But now: onto your own map!

In the end all advice I give here is only based on my own limited experience. Tales from exploring my own career map. Yours will look different.
 In the end, that’s what it makes things so difficult: No one that can tell you how to navigate on your own career map (or in life in general). So best make your own choices and explore your own map. Only you can do that, so be as adventurous as you can effort to be and enjoy your very own journey of discovery!

Any further questions for me? Any advice you’d like to give or share? Any opinion on this blog post? Then please let me know!

This blog post is based on a presentation on I gave at the Marie-Curie Alumni Association annual conference in Vienna (Feb 2019). See slides on zenodo.

[1] Not that I had any problems with the people in my field. I have met a lot of great people in my former field during my time as PhD student and postdoc. But I found it weird to imagine keeping such a very small circle of people as my peers for the next 30 years or so (on the group leader and professor level I found there was very little fluctuation, and very little cross-discipline movement).

[2] See the very readable book “The Age of Wonder: How the Romantic Generation Discovered the Beauty and Terror of Science” by Richard Holmes

[3] See UN FAO 2006 report.

[4] In retrospect I shouldn’t have felt that urge, see my other blog post on the lessons I learned.

[5] And not only fair in the sense of the fair trade label, but truly fair.

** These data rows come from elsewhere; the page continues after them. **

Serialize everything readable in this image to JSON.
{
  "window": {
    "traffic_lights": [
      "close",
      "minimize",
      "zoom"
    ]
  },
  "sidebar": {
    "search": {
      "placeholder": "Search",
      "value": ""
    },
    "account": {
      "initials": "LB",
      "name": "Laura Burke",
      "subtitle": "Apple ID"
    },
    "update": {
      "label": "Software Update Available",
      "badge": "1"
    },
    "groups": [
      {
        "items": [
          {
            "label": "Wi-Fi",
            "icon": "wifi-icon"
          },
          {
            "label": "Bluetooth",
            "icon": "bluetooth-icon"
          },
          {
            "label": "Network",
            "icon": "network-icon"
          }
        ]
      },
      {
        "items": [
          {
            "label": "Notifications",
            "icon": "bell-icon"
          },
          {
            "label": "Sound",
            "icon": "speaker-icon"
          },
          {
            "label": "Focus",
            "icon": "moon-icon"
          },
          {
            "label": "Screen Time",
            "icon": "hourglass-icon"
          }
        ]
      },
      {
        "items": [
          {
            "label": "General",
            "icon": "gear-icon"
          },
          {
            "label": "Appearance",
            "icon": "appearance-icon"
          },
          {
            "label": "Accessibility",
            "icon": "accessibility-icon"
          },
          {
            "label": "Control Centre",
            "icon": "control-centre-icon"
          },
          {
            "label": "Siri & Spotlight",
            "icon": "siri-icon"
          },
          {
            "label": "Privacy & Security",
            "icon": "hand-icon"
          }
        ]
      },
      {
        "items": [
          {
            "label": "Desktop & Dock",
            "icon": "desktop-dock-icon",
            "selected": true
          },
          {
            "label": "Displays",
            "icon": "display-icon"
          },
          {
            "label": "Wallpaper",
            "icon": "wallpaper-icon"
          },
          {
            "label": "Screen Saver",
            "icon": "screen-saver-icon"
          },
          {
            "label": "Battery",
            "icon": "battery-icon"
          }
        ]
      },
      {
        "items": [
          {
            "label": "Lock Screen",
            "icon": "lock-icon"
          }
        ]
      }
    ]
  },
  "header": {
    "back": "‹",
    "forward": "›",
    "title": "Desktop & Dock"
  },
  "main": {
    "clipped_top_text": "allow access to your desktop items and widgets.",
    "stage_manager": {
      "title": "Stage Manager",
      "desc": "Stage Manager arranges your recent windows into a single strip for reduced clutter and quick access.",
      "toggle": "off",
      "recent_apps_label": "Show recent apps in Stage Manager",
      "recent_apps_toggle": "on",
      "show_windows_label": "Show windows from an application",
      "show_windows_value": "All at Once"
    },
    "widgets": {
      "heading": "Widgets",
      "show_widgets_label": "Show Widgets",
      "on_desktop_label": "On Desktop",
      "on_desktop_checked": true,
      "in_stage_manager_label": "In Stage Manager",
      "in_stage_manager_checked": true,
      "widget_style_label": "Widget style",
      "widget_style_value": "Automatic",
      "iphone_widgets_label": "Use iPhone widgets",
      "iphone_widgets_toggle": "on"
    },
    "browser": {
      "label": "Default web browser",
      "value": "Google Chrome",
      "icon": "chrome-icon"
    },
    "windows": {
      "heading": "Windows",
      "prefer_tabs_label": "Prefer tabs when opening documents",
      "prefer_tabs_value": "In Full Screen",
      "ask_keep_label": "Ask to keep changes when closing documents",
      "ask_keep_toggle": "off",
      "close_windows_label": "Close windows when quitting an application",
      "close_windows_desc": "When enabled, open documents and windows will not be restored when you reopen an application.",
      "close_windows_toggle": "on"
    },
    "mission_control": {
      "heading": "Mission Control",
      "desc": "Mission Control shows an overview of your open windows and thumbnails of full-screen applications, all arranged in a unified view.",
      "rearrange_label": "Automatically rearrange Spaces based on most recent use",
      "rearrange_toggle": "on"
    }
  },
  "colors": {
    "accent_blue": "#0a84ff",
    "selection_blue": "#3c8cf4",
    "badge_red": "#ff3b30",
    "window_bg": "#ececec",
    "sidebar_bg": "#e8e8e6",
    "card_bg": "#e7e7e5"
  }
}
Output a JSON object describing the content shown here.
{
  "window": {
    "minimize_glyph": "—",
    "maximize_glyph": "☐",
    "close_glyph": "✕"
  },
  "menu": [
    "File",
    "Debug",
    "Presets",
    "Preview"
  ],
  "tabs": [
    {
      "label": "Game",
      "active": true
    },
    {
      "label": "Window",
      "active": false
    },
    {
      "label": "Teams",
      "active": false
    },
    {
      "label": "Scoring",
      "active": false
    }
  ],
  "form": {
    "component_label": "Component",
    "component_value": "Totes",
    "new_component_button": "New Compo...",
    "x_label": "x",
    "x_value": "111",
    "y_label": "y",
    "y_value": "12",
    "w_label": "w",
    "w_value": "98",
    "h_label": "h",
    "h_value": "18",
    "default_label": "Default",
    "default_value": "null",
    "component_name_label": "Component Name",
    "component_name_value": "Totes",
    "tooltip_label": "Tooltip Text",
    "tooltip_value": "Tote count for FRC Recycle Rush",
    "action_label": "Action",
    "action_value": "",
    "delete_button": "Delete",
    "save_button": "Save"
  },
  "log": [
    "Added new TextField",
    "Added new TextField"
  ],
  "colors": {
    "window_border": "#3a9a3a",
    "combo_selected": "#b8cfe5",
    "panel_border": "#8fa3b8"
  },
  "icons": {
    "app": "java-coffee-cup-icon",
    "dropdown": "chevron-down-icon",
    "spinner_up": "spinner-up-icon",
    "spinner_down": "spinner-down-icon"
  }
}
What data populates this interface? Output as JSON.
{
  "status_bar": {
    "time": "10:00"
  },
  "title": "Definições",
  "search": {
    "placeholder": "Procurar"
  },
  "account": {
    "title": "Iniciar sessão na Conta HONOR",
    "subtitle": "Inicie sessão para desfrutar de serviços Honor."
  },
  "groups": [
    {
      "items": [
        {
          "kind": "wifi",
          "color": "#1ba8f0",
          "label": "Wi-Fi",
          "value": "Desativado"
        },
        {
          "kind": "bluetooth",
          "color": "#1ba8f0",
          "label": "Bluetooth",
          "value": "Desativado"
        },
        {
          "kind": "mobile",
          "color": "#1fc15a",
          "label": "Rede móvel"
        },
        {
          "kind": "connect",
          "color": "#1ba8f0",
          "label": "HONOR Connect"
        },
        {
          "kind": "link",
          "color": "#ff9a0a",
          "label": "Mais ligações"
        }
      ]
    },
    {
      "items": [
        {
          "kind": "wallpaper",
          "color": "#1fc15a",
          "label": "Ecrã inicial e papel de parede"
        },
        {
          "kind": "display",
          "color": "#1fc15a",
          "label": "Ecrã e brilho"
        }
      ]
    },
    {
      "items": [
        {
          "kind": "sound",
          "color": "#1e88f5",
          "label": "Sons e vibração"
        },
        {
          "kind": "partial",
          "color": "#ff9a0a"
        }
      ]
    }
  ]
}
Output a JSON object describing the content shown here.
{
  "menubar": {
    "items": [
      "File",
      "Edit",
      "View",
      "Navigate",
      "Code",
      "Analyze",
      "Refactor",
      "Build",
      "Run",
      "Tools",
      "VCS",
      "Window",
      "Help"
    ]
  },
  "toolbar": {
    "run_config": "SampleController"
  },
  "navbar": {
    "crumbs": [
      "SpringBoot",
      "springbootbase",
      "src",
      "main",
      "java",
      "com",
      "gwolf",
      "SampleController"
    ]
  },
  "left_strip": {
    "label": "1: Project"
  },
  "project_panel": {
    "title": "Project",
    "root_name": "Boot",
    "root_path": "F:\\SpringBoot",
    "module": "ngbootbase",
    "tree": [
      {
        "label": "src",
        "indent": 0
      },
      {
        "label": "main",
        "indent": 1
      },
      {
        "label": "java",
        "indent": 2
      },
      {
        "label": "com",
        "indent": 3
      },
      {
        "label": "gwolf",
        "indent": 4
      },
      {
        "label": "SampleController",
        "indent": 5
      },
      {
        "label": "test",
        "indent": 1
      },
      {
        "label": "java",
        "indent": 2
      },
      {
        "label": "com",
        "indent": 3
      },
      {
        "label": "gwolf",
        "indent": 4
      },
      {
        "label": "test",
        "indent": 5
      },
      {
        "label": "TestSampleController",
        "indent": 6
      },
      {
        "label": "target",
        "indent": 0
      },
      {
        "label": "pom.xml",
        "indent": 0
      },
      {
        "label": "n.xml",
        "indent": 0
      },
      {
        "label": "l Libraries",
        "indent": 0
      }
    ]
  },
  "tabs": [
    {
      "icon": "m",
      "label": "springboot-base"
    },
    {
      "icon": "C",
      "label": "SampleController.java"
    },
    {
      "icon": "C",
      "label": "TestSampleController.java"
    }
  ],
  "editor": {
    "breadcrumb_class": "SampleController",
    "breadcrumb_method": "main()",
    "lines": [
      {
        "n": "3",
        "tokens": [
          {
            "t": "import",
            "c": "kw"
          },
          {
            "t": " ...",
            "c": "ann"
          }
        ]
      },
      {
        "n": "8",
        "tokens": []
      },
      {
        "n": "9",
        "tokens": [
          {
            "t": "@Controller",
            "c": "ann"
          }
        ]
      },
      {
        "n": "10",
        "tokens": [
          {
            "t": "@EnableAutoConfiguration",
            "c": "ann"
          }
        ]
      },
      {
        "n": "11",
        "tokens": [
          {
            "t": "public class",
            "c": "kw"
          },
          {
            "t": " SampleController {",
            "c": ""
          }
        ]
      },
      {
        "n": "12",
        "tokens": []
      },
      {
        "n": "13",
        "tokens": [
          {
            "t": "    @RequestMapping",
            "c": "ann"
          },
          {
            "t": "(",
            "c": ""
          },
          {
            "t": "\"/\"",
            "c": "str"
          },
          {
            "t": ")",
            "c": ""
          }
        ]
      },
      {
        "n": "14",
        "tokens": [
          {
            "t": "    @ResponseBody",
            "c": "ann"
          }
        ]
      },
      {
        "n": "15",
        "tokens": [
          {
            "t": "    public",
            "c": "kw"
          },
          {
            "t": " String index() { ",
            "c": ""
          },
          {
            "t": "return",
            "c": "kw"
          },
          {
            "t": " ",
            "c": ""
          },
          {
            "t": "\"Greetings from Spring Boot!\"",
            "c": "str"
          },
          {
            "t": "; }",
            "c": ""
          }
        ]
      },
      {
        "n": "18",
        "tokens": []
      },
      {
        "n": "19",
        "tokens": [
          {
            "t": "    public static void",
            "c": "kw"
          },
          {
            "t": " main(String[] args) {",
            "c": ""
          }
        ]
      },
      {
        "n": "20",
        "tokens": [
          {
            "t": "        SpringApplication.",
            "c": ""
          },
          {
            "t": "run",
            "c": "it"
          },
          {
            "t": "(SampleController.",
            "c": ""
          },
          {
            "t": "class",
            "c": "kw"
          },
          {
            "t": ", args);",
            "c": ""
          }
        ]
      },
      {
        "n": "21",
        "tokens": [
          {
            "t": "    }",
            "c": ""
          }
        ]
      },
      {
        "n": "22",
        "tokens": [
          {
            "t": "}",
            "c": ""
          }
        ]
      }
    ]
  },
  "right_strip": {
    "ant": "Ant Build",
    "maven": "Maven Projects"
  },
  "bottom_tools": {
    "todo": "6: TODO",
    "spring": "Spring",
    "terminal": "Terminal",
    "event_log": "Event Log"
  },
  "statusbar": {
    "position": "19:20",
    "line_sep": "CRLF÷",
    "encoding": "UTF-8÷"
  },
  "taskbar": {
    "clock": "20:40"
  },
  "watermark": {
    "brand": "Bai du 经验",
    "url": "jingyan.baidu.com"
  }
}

For instance did I work with a very special chocolate from a great Ecuadorian chocolate company. They not only get their beans from local cooperatives, but also produce the chocolate in the country of origin. This is still a rare exception in the world of chocolate. Thanks HojaVerde!

[6] If you take marketing, sales, and packaging together it is not rare to see small companies spending 70–80% on marketing and sales, and only 10–20% on the actual product!

[7] In my personal case, I do not work on that large range. But my current projects give me the chance to work in very different scientific fields as well. Including metabolomics, genetics, psychiatry/behavioral and social sciences, and others.

[8] Obviously, and the same is true for all of the above, it doesn’t hurt to acknowledge that worrying about “career choices” is a luxury problem. As it suggests that one is in the luxurious position to be able to consciously decide to some extent about the own professional path. Many people are not that lucky.

Originally published at on April 26, 2019. Copied with permission by F. Huber